— Material for this exercise —
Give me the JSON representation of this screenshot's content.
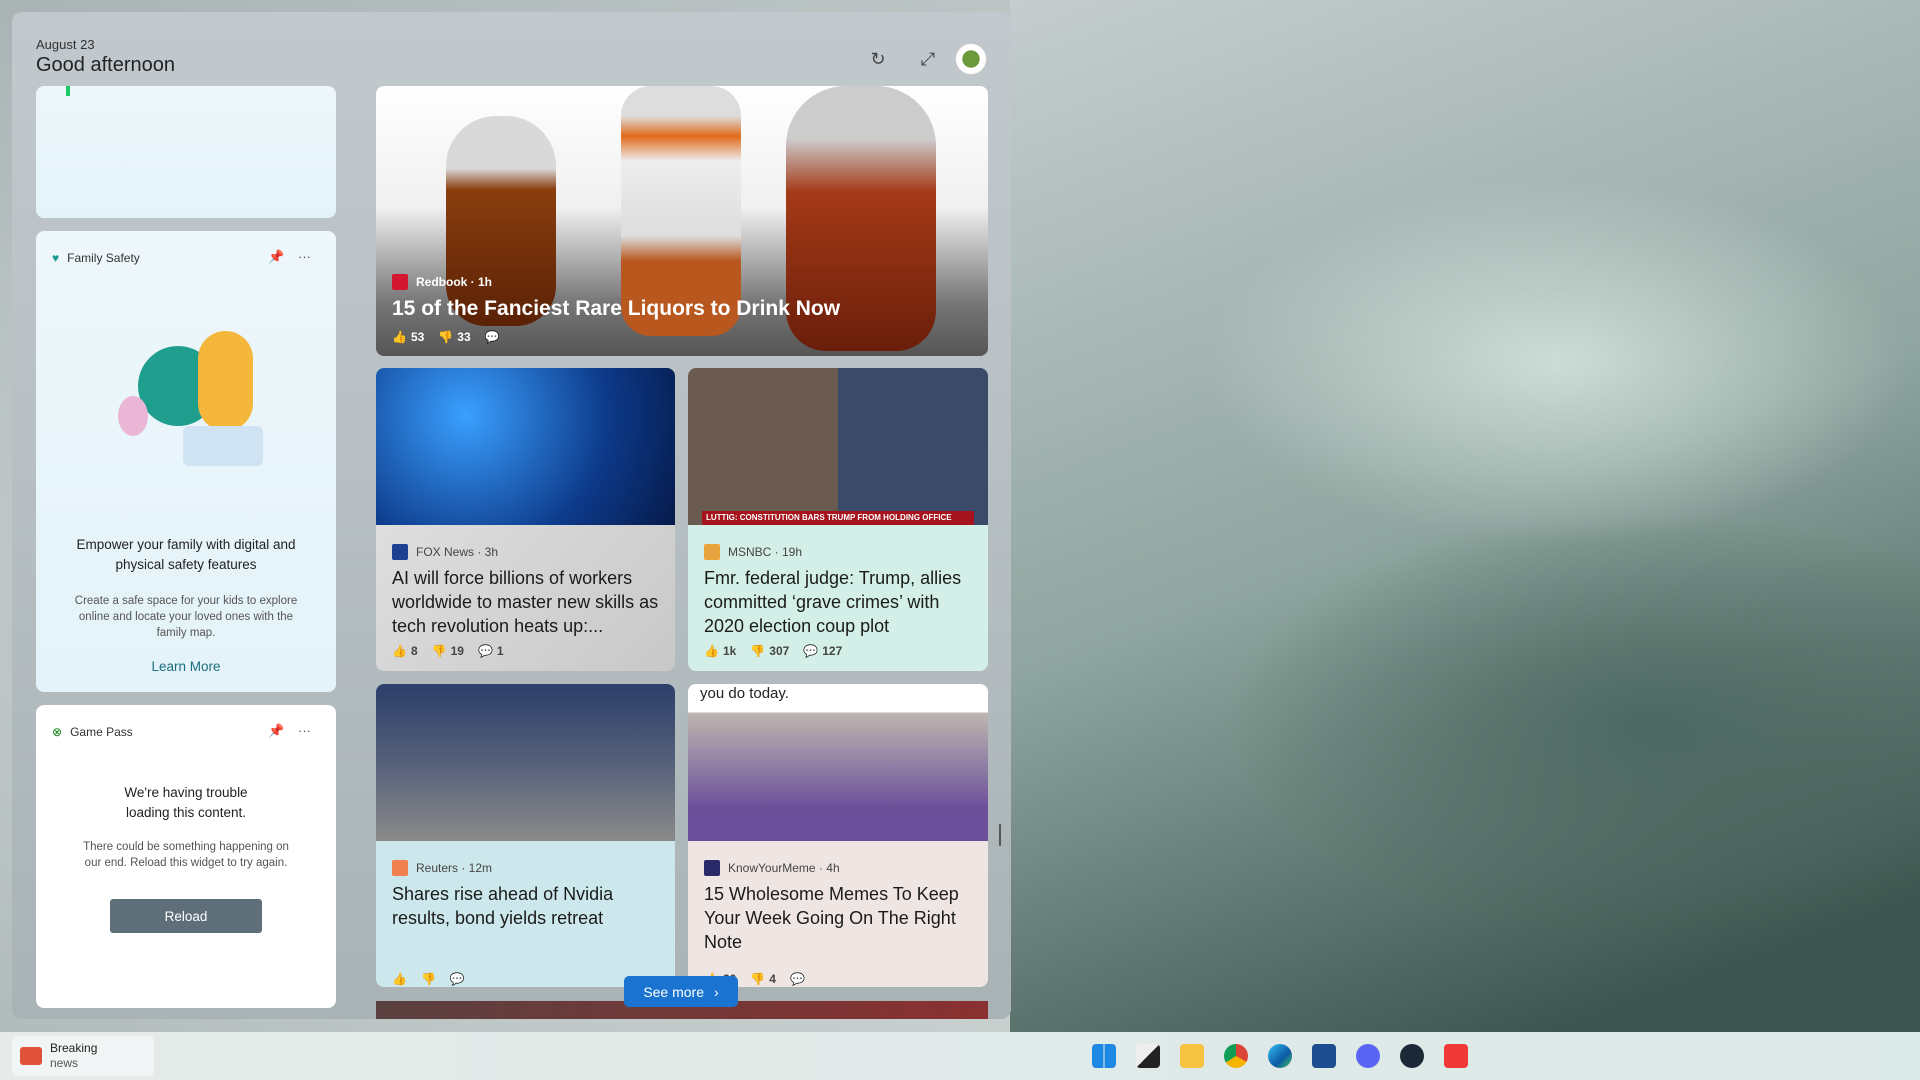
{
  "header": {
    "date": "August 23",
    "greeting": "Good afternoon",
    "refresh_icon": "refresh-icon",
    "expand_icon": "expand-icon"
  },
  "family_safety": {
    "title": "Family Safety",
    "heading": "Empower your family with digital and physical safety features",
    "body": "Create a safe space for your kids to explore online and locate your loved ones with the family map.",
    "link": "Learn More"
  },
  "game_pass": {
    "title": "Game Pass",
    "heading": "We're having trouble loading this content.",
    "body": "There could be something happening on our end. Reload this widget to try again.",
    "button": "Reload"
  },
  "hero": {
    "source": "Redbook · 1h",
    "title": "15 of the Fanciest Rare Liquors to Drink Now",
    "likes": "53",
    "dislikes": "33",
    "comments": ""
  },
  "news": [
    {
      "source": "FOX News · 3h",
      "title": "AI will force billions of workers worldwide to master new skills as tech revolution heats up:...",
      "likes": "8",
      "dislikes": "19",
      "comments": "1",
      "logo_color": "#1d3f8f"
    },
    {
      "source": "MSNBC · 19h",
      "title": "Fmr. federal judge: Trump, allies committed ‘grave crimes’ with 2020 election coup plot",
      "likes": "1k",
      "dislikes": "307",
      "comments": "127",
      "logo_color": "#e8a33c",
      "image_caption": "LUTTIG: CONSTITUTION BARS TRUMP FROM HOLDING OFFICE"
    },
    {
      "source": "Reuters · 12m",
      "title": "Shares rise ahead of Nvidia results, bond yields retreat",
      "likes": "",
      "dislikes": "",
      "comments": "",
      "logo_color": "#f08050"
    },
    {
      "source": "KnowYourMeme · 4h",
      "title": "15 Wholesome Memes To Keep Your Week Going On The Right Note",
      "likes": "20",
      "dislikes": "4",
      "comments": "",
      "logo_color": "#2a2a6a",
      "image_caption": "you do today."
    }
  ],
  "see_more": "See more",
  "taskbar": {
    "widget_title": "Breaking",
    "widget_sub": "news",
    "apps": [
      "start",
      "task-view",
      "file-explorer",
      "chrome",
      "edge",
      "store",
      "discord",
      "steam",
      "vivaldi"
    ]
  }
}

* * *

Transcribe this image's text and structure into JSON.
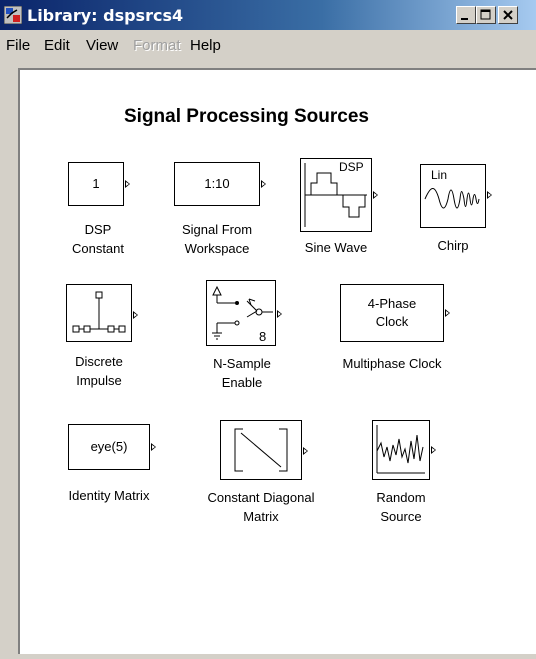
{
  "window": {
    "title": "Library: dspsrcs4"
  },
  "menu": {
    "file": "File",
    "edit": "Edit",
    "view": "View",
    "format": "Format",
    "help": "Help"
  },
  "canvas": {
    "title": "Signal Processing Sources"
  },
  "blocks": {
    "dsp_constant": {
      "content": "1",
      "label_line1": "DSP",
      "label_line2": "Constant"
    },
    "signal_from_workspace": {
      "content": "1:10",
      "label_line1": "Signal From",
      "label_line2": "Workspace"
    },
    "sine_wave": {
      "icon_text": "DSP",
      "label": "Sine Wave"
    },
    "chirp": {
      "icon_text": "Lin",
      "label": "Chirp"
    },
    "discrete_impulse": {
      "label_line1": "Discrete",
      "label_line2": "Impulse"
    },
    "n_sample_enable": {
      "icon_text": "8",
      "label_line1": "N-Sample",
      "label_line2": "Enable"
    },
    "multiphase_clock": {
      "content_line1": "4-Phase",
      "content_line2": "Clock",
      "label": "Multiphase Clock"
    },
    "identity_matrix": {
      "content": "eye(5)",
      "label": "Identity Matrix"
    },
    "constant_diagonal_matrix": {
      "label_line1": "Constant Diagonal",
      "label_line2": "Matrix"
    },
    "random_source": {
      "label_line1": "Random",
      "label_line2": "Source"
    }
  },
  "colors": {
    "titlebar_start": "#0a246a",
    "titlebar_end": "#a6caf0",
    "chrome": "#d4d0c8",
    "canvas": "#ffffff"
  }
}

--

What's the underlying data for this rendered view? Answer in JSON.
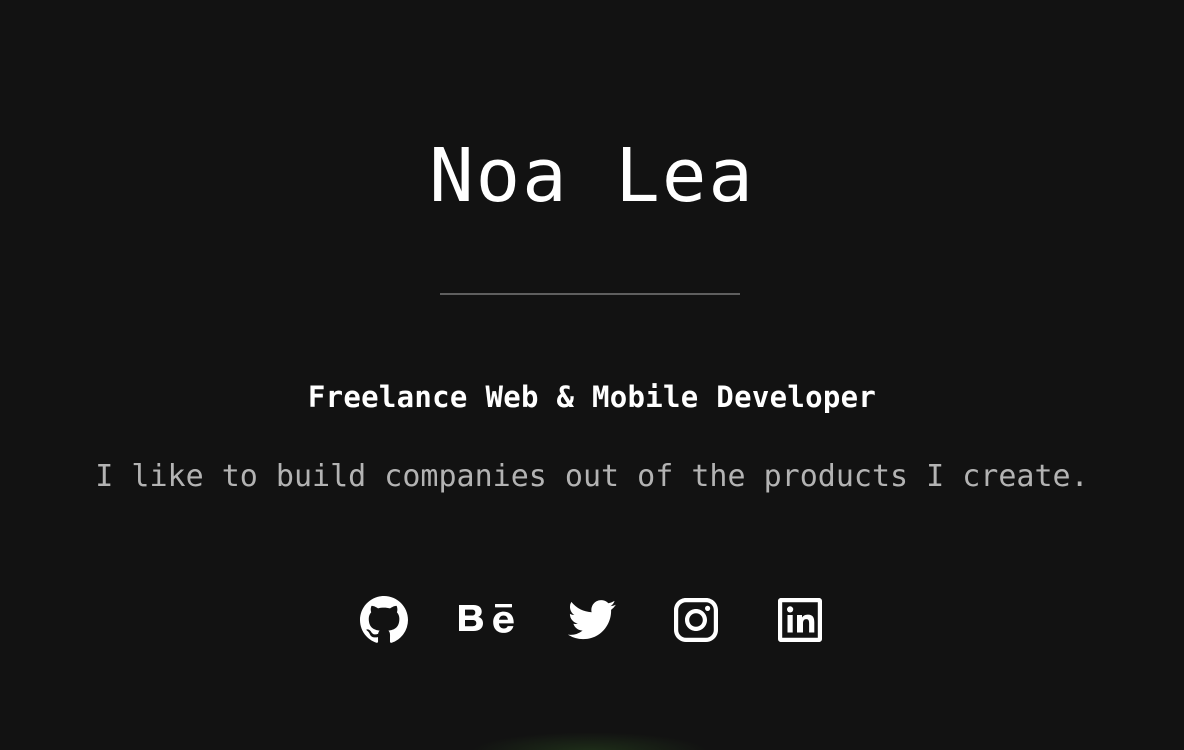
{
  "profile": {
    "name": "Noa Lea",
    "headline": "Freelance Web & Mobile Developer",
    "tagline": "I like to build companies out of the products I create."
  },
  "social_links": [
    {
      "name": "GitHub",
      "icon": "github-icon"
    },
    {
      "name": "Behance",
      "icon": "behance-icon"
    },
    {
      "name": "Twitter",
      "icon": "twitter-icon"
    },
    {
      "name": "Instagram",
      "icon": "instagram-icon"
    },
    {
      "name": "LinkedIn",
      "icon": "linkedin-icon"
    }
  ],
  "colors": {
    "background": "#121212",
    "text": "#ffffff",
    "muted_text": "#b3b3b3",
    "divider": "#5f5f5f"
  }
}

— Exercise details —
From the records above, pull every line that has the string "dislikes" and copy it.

— Problem solution —
    "dislikes": "33",
      "dislikes": "19",
      "dislikes": "307",
      "dislikes": "",
      "dislikes": "4",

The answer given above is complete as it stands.